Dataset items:
════════════════════

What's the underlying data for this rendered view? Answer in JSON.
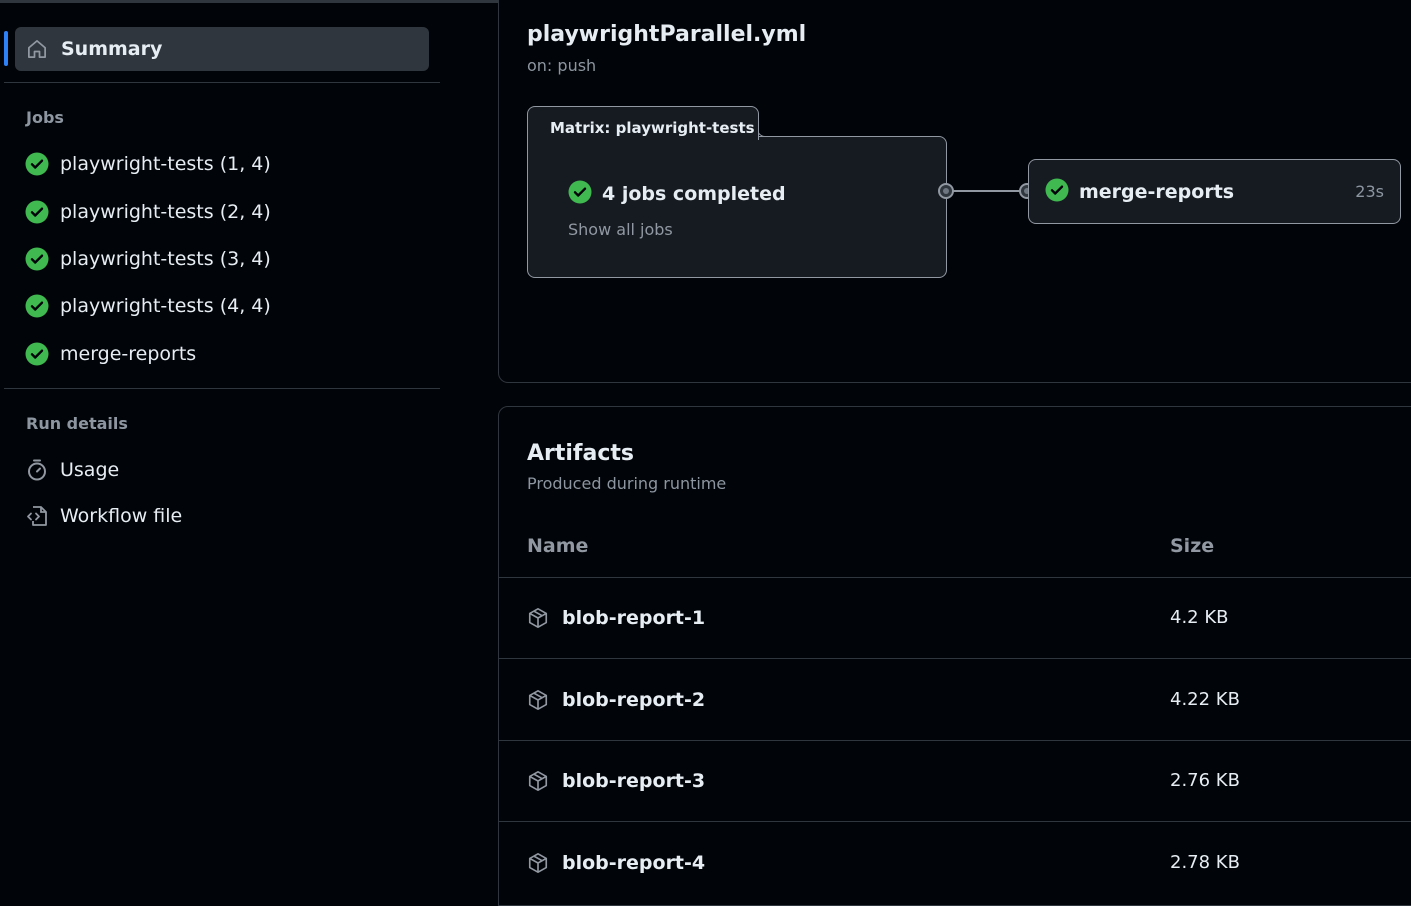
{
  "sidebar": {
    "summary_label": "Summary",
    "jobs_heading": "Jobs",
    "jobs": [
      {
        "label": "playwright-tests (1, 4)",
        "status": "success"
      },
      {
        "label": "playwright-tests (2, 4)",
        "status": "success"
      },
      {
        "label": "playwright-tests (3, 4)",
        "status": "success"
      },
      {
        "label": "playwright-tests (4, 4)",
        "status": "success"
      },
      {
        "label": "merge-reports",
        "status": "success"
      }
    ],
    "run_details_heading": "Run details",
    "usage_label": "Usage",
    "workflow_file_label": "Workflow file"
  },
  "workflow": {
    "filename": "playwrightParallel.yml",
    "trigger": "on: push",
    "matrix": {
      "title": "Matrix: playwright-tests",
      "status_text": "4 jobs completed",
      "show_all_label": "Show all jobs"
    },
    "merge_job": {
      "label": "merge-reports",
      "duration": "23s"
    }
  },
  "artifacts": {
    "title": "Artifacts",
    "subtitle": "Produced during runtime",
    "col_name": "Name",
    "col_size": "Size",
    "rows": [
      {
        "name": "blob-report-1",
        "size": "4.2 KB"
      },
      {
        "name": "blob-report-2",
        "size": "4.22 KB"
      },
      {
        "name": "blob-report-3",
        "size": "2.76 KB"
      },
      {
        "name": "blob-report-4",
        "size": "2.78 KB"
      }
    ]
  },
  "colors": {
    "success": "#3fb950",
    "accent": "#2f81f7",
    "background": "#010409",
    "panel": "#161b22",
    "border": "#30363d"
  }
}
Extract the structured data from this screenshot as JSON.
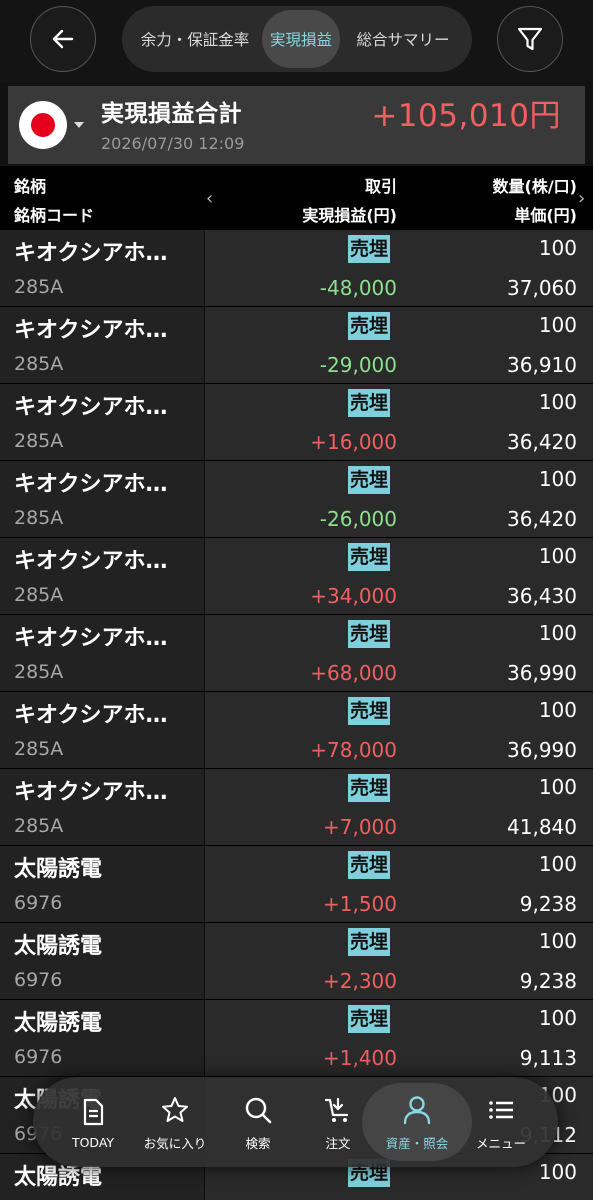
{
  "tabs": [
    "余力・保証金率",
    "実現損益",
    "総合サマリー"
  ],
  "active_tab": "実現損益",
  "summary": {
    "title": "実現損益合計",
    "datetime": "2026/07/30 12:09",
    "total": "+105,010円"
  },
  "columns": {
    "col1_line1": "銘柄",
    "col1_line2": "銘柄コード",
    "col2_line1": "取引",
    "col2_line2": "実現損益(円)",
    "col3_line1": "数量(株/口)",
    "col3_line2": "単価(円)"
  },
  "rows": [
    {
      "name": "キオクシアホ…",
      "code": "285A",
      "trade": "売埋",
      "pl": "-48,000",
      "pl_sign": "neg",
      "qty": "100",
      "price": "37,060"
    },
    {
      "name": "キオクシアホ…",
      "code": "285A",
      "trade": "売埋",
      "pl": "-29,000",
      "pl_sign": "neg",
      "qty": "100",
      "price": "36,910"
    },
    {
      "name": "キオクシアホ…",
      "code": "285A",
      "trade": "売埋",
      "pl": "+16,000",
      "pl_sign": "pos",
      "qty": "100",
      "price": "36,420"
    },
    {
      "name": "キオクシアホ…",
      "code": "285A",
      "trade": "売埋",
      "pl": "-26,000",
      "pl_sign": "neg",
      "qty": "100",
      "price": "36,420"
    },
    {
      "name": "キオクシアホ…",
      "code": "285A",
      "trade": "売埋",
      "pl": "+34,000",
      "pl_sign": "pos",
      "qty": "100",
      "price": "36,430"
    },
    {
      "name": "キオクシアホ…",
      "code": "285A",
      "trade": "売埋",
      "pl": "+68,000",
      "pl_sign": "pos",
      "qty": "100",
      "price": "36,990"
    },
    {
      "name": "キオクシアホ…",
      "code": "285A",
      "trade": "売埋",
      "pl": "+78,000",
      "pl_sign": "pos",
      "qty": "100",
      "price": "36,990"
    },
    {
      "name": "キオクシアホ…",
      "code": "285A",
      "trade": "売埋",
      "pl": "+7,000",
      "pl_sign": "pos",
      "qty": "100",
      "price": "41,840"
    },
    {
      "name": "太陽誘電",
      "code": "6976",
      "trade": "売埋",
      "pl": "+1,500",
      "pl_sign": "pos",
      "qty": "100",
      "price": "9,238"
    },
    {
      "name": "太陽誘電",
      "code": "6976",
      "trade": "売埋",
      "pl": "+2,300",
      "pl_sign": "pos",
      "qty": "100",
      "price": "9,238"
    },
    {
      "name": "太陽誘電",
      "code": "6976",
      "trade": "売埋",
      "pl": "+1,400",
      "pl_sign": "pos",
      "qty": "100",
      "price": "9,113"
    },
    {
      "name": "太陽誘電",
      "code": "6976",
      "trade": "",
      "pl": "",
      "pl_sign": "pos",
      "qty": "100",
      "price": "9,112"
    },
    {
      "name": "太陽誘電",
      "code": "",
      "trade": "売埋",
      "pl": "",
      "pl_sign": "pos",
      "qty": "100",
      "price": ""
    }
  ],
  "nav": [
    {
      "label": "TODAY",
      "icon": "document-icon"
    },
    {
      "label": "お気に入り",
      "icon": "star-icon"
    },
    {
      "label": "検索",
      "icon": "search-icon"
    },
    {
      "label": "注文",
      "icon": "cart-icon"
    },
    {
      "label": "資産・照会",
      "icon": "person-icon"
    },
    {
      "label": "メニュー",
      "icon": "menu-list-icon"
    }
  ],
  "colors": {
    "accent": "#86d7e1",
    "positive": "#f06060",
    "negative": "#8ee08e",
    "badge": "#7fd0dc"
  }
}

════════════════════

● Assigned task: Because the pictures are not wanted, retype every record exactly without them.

● Answer section:
What's the underlying data for this rendered view? Answer in JSON.
{
  "sidebar": {
    "summary_label": "Summary",
    "jobs_heading": "Jobs",
    "jobs": [
      {
        "label": "playwright-tests (1, 4)",
        "status": "success"
      },
      {
        "label": "playwright-tests (2, 4)",
        "status": "success"
      },
      {
        "label": "playwright-tests (3, 4)",
        "status": "success"
      },
      {
        "label": "playwright-tests (4, 4)",
        "status": "success"
      },
      {
        "label": "merge-reports",
        "status": "success"
      }
    ],
    "run_details_heading": "Run details",
    "usage_label": "Usage",
    "workflow_file_label": "Workflow file"
  },
  "workflow": {
    "filename": "playwrightParallel.yml",
    "trigger": "on: push",
    "matrix": {
      "title": "Matrix: playwright-tests",
      "status_text": "4 jobs completed",
      "show_all_label": "Show all jobs"
    },
    "merge_job": {
      "label": "merge-reports",
      "duration": "23s"
    }
  },
  "artifacts": {
    "title": "Artifacts",
    "subtitle": "Produced during runtime",
    "col_name": "Name",
    "col_size": "Size",
    "rows": [
      {
        "name": "blob-report-1",
        "size": "4.2 KB"
      },
      {
        "name": "blob-report-2",
        "size": "4.22 KB"
      },
      {
        "name": "blob-report-3",
        "size": "2.76 KB"
      },
      {
        "name": "blob-report-4",
        "size": "2.78 KB"
      }
    ]
  },
  "colors": {
    "success": "#3fb950",
    "accent": "#2f81f7",
    "background": "#010409",
    "panel": "#161b22",
    "border": "#30363d"
  }
}
Extract the structured data from this screenshot as JSON.
{
  "tabs": [
    "余力・保証金率",
    "実現損益",
    "総合サマリー"
  ],
  "active_tab": "実現損益",
  "summary": {
    "title": "実現損益合計",
    "datetime": "2026/07/30 12:09",
    "total": "+105,010円"
  },
  "columns": {
    "col1_line1": "銘柄",
    "col1_line2": "銘柄コード",
    "col2_line1": "取引",
    "col2_line2": "実現損益(円)",
    "col3_line1": "数量(株/口)",
    "col3_line2": "単価(円)"
  },
  "rows": [
    {
      "name": "キオクシアホ…",
      "code": "285A",
      "trade": "売埋",
      "pl": "-48,000",
      "pl_sign": "neg",
      "qty": "100",
      "price": "37,060"
    },
    {
      "name": "キオクシアホ…",
      "code": "285A",
      "trade": "売埋",
      "pl": "-29,000",
      "pl_sign": "neg",
      "qty": "100",
      "price": "36,910"
    },
    {
      "name": "キオクシアホ…",
      "code": "285A",
      "trade": "売埋",
      "pl": "+16,000",
      "pl_sign": "pos",
      "qty": "100",
      "price": "36,420"
    },
    {
      "name": "キオクシアホ…",
      "code": "285A",
      "trade": "売埋",
      "pl": "-26,000",
      "pl_sign": "neg",
      "qty": "100",
      "price": "36,420"
    },
    {
      "name": "キオクシアホ…",
      "code": "285A",
      "trade": "売埋",
      "pl": "+34,000",
      "pl_sign": "pos",
      "qty": "100",
      "price": "36,430"
    },
    {
      "name": "キオクシアホ…",
      "code": "285A",
      "trade": "売埋",
      "pl": "+68,000",
      "pl_sign": "pos",
      "qty": "100",
      "price": "36,990"
    },
    {
      "name": "キオクシアホ…",
      "code": "285A",
      "trade": "売埋",
      "pl": "+78,000",
      "pl_sign": "pos",
      "qty": "100",
      "price": "36,990"
    },
    {
      "name": "キオクシアホ…",
      "code": "285A",
      "trade": "売埋",
      "pl": "+7,000",
      "pl_sign": "pos",
      "qty": "100",
      "price": "41,840"
    },
    {
      "name": "太陽誘電",
      "code": "6976",
      "trade": "売埋",
      "pl": "+1,500",
      "pl_sign": "pos",
      "qty": "100",
      "price": "9,238"
    },
    {
      "name": "太陽誘電",
      "code": "6976",
      "trade": "売埋",
      "pl": "+2,300",
      "pl_sign": "pos",
      "qty": "100",
      "price": "9,238"
    },
    {
      "name": "太陽誘電",
      "code": "6976",
      "trade": "売埋",
      "pl": "+1,400",
      "pl_sign": "pos",
      "qty": "100",
      "price": "9,113"
    },
    {
      "name": "太陽誘電",
      "code": "6976",
      "trade": "",
      "pl": "",
      "pl_sign": "pos",
      "qty": "100",
      "price": "9,112"
    },
    {
      "name": "太陽誘電",
      "code": "",
      "trade": "売埋",
      "pl": "",
      "pl_sign": "pos",
      "qty": "100",
      "price": ""
    }
  ],
  "nav": [
    {
      "label": "TODAY",
      "icon": "document-icon"
    },
    {
      "label": "お気に入り",
      "icon": "star-icon"
    },
    {
      "label": "検索",
      "icon": "search-icon"
    },
    {
      "label": "注文",
      "icon": "cart-icon"
    },
    {
      "label": "資産・照会",
      "icon": "person-icon"
    },
    {
      "label": "メニュー",
      "icon": "menu-list-icon"
    }
  ],
  "colors": {
    "accent": "#86d7e1",
    "positive": "#f06060",
    "negative": "#8ee08e",
    "badge": "#7fd0dc"
  }
}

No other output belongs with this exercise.